§ What you should do
Images are not part of the copy; write out the rest of the data exactly as given.

§ Dataset content
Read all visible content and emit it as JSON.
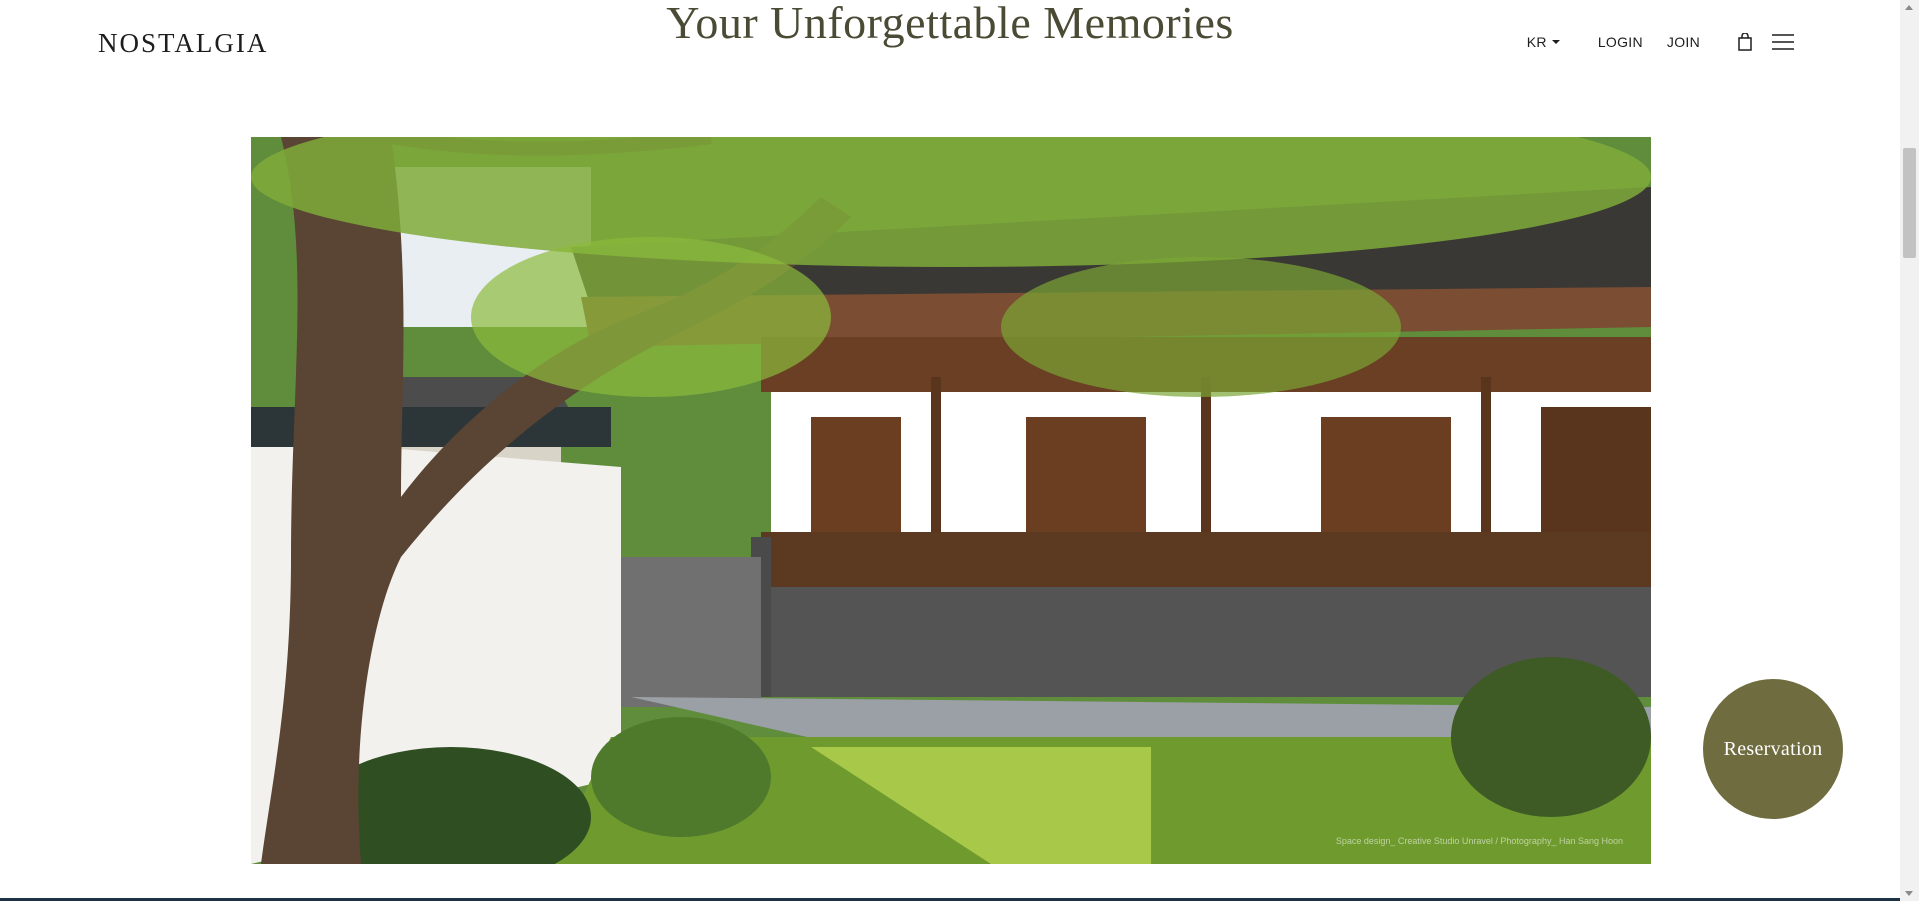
{
  "header": {
    "logo": "NOSTALGIA",
    "title": "Your Unforgettable Memories",
    "nav": {
      "language": "KR",
      "login": "LOGIN",
      "join": "JOIN"
    },
    "icons": {
      "bag": "shopping-bag-icon",
      "menu": "hamburger-menu-icon"
    }
  },
  "hero": {
    "credit": "Space design_ Creative Studio Unravel / Photography_ Han Sang Hoon"
  },
  "reservation": {
    "label": "Reservation"
  },
  "colors": {
    "title": "#4a4a35",
    "reservation": "#6f6c3f",
    "text": "#1d1d1d"
  }
}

§ Response to this exercise
Read all visible content and emit it as JSON.
{
  "header": {
    "logo": "NOSTALGIA",
    "title": "Your Unforgettable Memories",
    "nav": {
      "language": "KR",
      "login": "LOGIN",
      "join": "JOIN"
    },
    "icons": {
      "bag": "shopping-bag-icon",
      "menu": "hamburger-menu-icon"
    }
  },
  "hero": {
    "credit": "Space design_ Creative Studio Unravel / Photography_ Han Sang Hoon"
  },
  "reservation": {
    "label": "Reservation"
  },
  "colors": {
    "title": "#4a4a35",
    "reservation": "#6f6c3f",
    "text": "#1d1d1d"
  }
}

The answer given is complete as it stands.